Early in the show we are told by Miss Tweed, one of seven guests invited by Lord Dudley Rancour to a weekend getaway at his luxurious mansion, that "revenge, passion, lust and greed" are the four main motives for killing someone. The estate resides on a remote island in the middle of a lake and, with a storm approaching and the bridge to the mainland impassable, the seven guests plus the three members of the house staff find themselves stranded while murder and suspense run rampant. With Lord Rancour found dead, it isn't long before motives are revealed and suspicions arise; and the body count keeps getting higher and higher as characters get bumped off while they, and the audience, attempt to solve the age old question of "whodunit?."

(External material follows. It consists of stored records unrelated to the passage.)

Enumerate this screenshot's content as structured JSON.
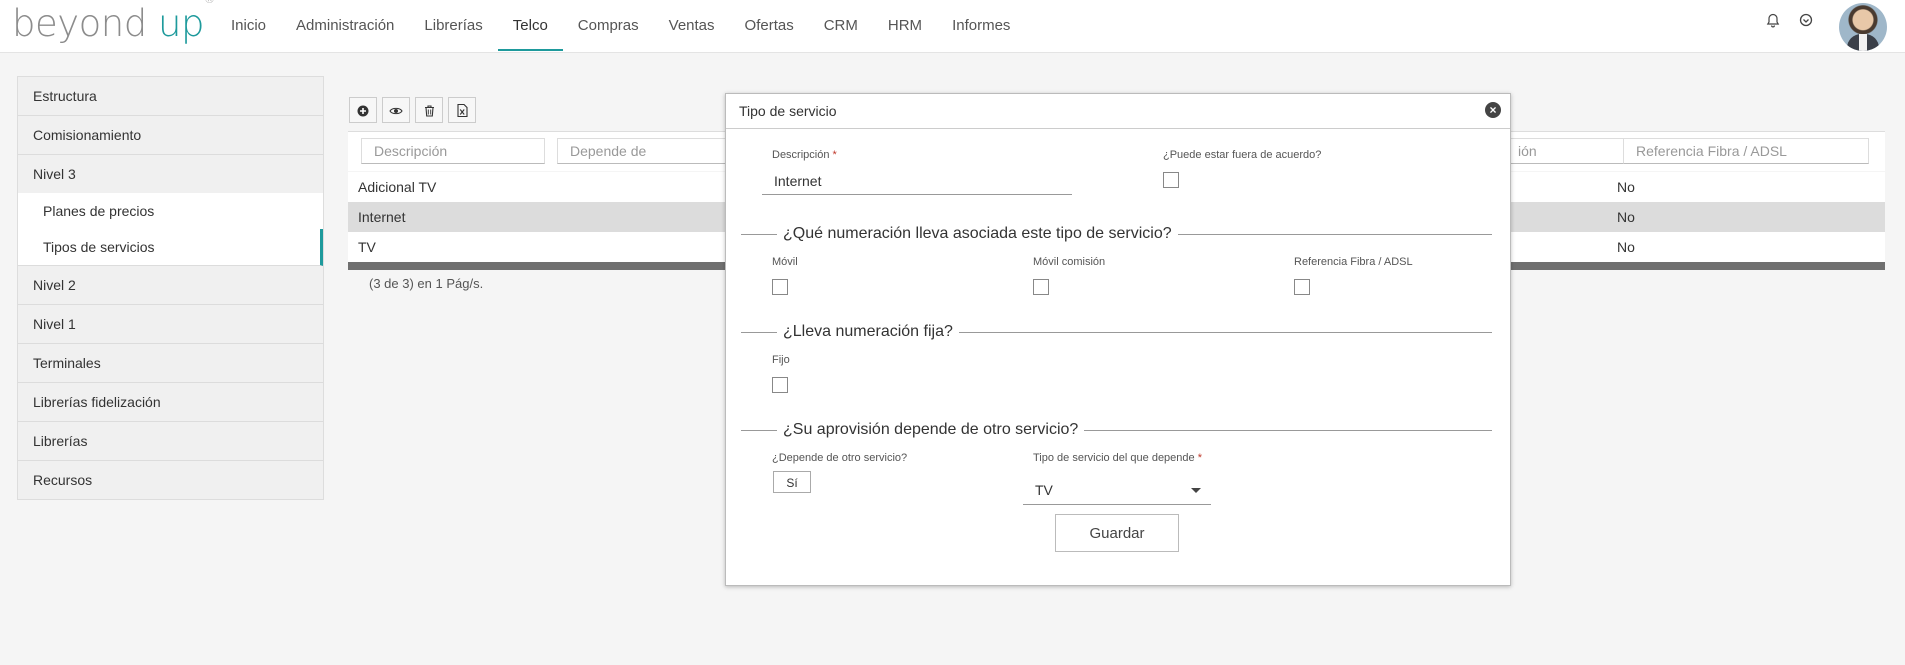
{
  "brand": {
    "name_part1": "beyond",
    "name_part2": "up",
    "mark": "®"
  },
  "nav": {
    "items": [
      {
        "label": "Inicio"
      },
      {
        "label": "Administración"
      },
      {
        "label": "Librerías"
      },
      {
        "label": "Telco",
        "active": true
      },
      {
        "label": "Compras"
      },
      {
        "label": "Ventas"
      },
      {
        "label": "Ofertas"
      },
      {
        "label": "CRM"
      },
      {
        "label": "HRM"
      },
      {
        "label": "Informes"
      }
    ],
    "icons": [
      "bell-icon",
      "power-icon"
    ]
  },
  "sidebar": {
    "items": [
      {
        "label": "Estructura"
      },
      {
        "label": "Comisionamiento"
      },
      {
        "label": "Nivel 3"
      },
      {
        "label": "Planes de precios"
      },
      {
        "label": "Tipos de servicios"
      },
      {
        "label": "Nivel 2"
      },
      {
        "label": "Nivel 1"
      },
      {
        "label": "Terminales"
      },
      {
        "label": "Librerías fidelización"
      },
      {
        "label": "Librerías"
      },
      {
        "label": "Recursos"
      }
    ],
    "active": "Tipos de servicios"
  },
  "toolbar": {
    "icons": [
      "add-icon",
      "view-icon",
      "delete-icon",
      "export-excel-icon"
    ]
  },
  "grid": {
    "filters": {
      "descripcion": "Descripción",
      "depende_de": "Depende de",
      "movil_comision_partial": "ión",
      "referencia": "Referencia Fibra / ADSL"
    },
    "rows": [
      {
        "descripcion": "Adicional TV",
        "referencia": "No"
      },
      {
        "descripcion": "Internet",
        "referencia": "No",
        "selected": true
      },
      {
        "descripcion": "TV",
        "referencia": "No"
      }
    ],
    "paging": "(3 de 3) en 1 Pág/s."
  },
  "modal": {
    "title": "Tipo de servicio",
    "descripcion_label": "Descripción",
    "required_mark": "*",
    "descripcion_value": "Internet",
    "fuera_acuerdo_label": "¿Puede estar fuera de acuerdo?",
    "section_numeracion": "¿Qué numeración lleva asociada este tipo de servicio?",
    "movil_label": "Móvil",
    "movil_comision_label": "Móvil comisión",
    "referencia_label": "Referencia Fibra / ADSL",
    "section_fija": "¿Lleva numeración fija?",
    "fijo_label": "Fijo",
    "section_aprovision": "¿Su aprovisión depende de otro servicio?",
    "depende_label": "¿Depende de otro servicio?",
    "depende_value": "Sí",
    "tipo_depende_label": "Tipo de servicio del que depende",
    "tipo_depende_value": "TV",
    "save_label": "Guardar"
  }
}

Loosely based on Christie's "Ten Little Indians," the show is a spoof consisting of standard mystery characters, from the conniving heir to the estate to the saucy Cockney maid to the aloof society woman with a secret to the naïve young ingénue and the sensible old woman who knows a thing or two about sleuthing, here resembling Christie's Miss Marple. Written over forty years ago, Something's Afoot has found some success in regional theatre. I have to believe that's more to do with how popular the mystery genre is and the fun aspect of trying to figure out just who the killer is, rather than the score, which is fair at best, to say the least. While the show is set in 1935 the songs don't make any attempt to sound period specific and the somewhat modern orchestrations don't fit well with the time frame of the plot. Also, most of the songs don't add much to the drama and occasionally get in the way of the unfolding mystery; in fact, most of the score could be removed without any loss to the narrative. Fortunately, the plot isn't completely predictable, so it does keep you guessing, and Hale has a cast made up of many Hale veterans who go a long way, with the gifted contributions of director and choreographer Cambrian James, to inject the production with a sense of playfulness within the suspense.

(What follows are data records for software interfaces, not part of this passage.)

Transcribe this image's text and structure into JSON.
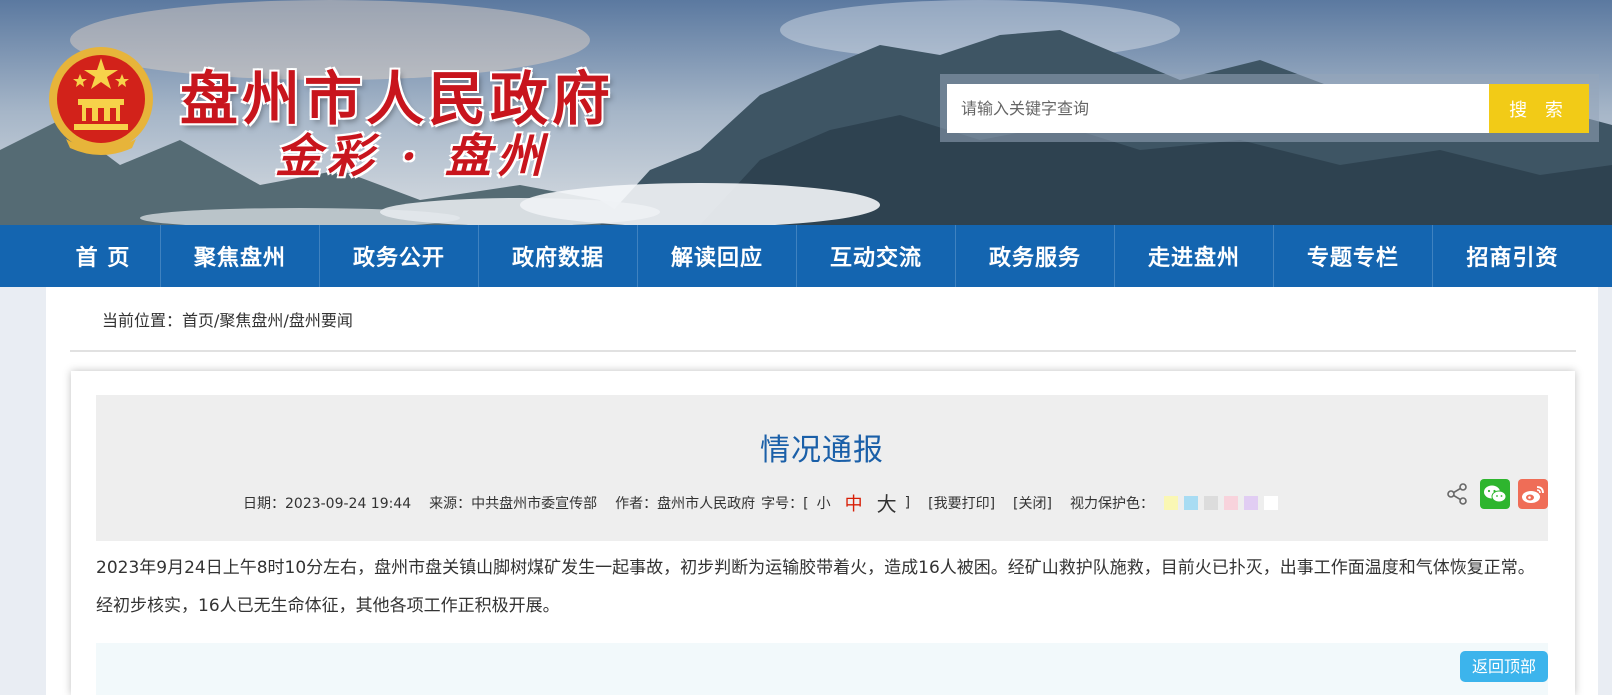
{
  "header": {
    "site_title": "盘州市人民政府",
    "slogan": "金彩 · 盘州",
    "emblem_icon": "national-emblem-icon",
    "search": {
      "placeholder": "请输入关键字查询",
      "button_label": "搜 索"
    }
  },
  "nav": {
    "items": [
      {
        "label": "首 页"
      },
      {
        "label": "聚焦盘州"
      },
      {
        "label": "政务公开"
      },
      {
        "label": "政府数据"
      },
      {
        "label": "解读回应"
      },
      {
        "label": "互动交流"
      },
      {
        "label": "政务服务"
      },
      {
        "label": "走进盘州"
      },
      {
        "label": "专题专栏"
      },
      {
        "label": "招商引资"
      }
    ]
  },
  "breadcrumb": {
    "prefix": "当前位置：",
    "items": [
      "首页",
      "聚焦盘州",
      "盘州要闻"
    ],
    "separator": "/"
  },
  "article": {
    "title": "情况通报",
    "meta": {
      "date": "日期：2023-09-24 19:44",
      "source": "来源：中共盘州市委宣传部",
      "author": "作者：盘州市人民政府",
      "font_size_label": "字号：[",
      "font_small": "小",
      "font_medium": "中",
      "font_large": "大",
      "font_close": "]",
      "print": "[我要打印]",
      "close": "[关闭]",
      "eye_color_label": "视力保护色："
    },
    "eye_colors": [
      "#faf7b4",
      "#a8dcf3",
      "#dcdcdc",
      "#f8d3dc",
      "#e1cdf3",
      "#ffffff"
    ],
    "body": "2023年9月24日上午8时10分左右，盘州市盘关镇山脚树煤矿发生一起事故，初步判断为运输胶带着火，造成16人被困。经矿山救护队施救，目前火已扑灭，出事工作面温度和气体恢复正常。经初步核实，16人已无生命体征，其他各项工作正积极开展。",
    "back_to_top": "返回顶部",
    "share_icons": [
      "share-icon",
      "wechat-icon",
      "weibo-icon"
    ]
  },
  "colors": {
    "nav_bg": "#1465b0",
    "title_blue": "#1a5fa8",
    "search_button": "#f2cb17",
    "back_top": "#3cb4ec",
    "emphasis_red": "#d81e06"
  }
}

A true ensemble show, the cast is led by Janis Webb as Miss Tweed. Webb brings the right amount of sensibility and smarts to the determined amateur sleuth. Matthew Ryan Harris is a hoot as the penniless conniving nephew up to no good. His delivery of the witty "The Legal Heir" is full of fun and funny gymnastic movements and gestures, nicely staged by James. Jacqueline Brecker and Curtis Lunt are charming as the constantly sunny, young lovers while Heidi Liz Johnson and Geoffrey Goorin are delicious as the flirty maid and the randy groundskeeper. Both Goorin and Johnson have great Cockney accents and hilarious facial expressions, bringing a nice bit of jaunty double meaning to their duet, "Problematical Solution." Ami Porter and Mark Kleinman are a haughty dowager and an elderly army officer who discover they have something in common, and they have great chemistry together. In smaller, but still memorable parts, Stephen Serna and Malcolm Hooper round out the cast as the sensible family doctor and the steadfast butler.

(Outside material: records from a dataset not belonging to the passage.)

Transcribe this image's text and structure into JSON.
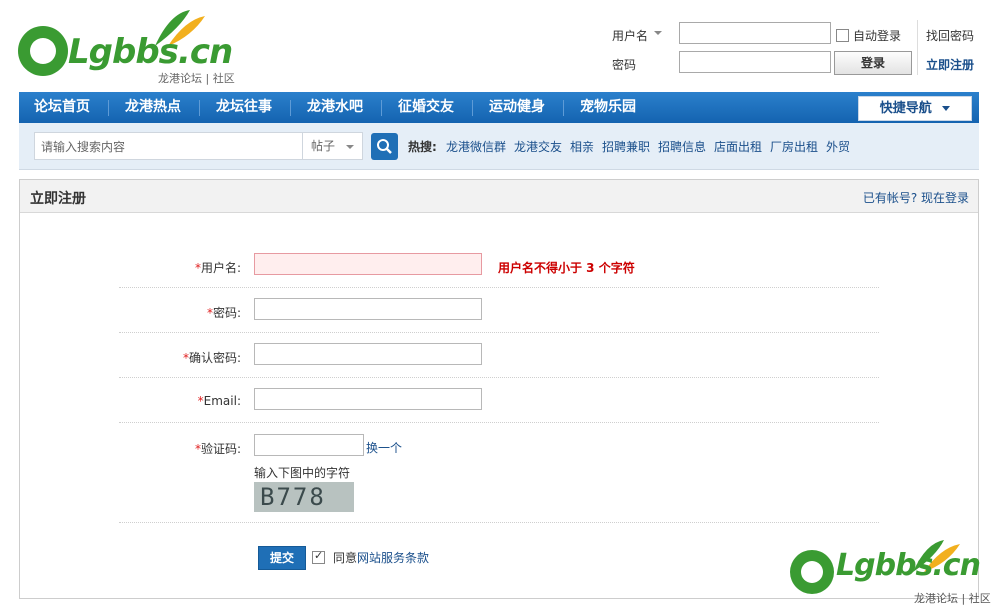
{
  "logo": {
    "text_main": "Lgbbs",
    "text_tld": ".cn",
    "subtitle": "龙港论坛 | 社区"
  },
  "login": {
    "username_label": "用户名",
    "password_label": "密码",
    "auto_login_label": "自动登录",
    "login_button": "登录",
    "forgot_password": "找回密码",
    "register_now": "立即注册"
  },
  "nav": {
    "items": [
      "论坛首页",
      "龙港热点",
      "龙坛往事",
      "龙港水吧",
      "征婚交友",
      "运动健身",
      "宠物乐园"
    ],
    "quick_nav": "快捷导航"
  },
  "search": {
    "placeholder": "请输入搜索内容",
    "type": "帖子",
    "hot_label": "热搜:",
    "hot_links": [
      "龙港微信群",
      "龙港交友",
      "相亲",
      "招聘兼职",
      "招聘信息",
      "店面出租",
      "厂房出租",
      "外贸"
    ]
  },
  "panel": {
    "title": "立即注册",
    "have_account": "已有帐号? 现在登录"
  },
  "form": {
    "username_label": "用户名:",
    "username_error": "用户名不得小于 3 个字符",
    "password_label": "密码:",
    "confirm_label": "确认密码:",
    "email_label": "Email:",
    "captcha_label": "验证码:",
    "captcha_refresh": "换一个",
    "captcha_hint": "输入下图中的字符",
    "captcha_image_text": "B778",
    "submit": "提交",
    "agree_prefix": "同意",
    "agree_link": "网站服务条款"
  },
  "watermark": {
    "text_main": "Lgbbs",
    "text_tld": ".cn",
    "subtitle": "龙港论坛 | 社区"
  },
  "colors": {
    "nav_blue": "#1b6fbe",
    "logo_green": "#3a9b32",
    "error_red": "#cc0000"
  }
}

James' staging and choreography play up the fun, silly, spoofy nature of the musical, with some superb movement that uses the entire in-the-round stage area. His choreography also adds plenty of charming period steps to the songs, all delivered expertly by the cast, and his hair and make-up designs are perfectly rooted in the British style of the 1930s. Brian Daily, Alex Fogle, and Monica Christiansen are to be commended for their lovely set designs, which include a spiffy grand entry hall. Daily and Fogle's crafty special effects and Christiansen's fun prop designs combine to contribute an abundance of items situated around the theatre, including family portraits, secret compartments, and booby traps to do in the guests. Mary Atkinson's costumes accentuate the characteristic traits of each role with plenty of pops of color and smashing, elegant dresses for the women and dashing coats and suits for the men. Jeff A. Davis' lighting is impeccable, full of suspenseful shadows and lighting effects as well as some expertly focused and fast-paced lighting to pinpoint specific characters at set moments, some of which happen at a breakneck speed.
There is definitely a lot of silliness in Something's Afoot and the score leaves a lot to be desired. Fortunately Hale's top-notch cast, spirited direction and exceptional creative aspects outweigh the negatives and turn the whole affair into a fun and funny affair of mystery, suspense, and plenty of comical intrigue.
The Hale Centre Theatre production of Something's Afoot runs through October 10, 2015, with performances at 50 W. Page Avenue in Gilbert. Tickets can be ordered at www.haletheatrearizona.com or by calling (480) 497-1181.
Directed and Choreographed by Cambrian James
Cast: (in order of appearance)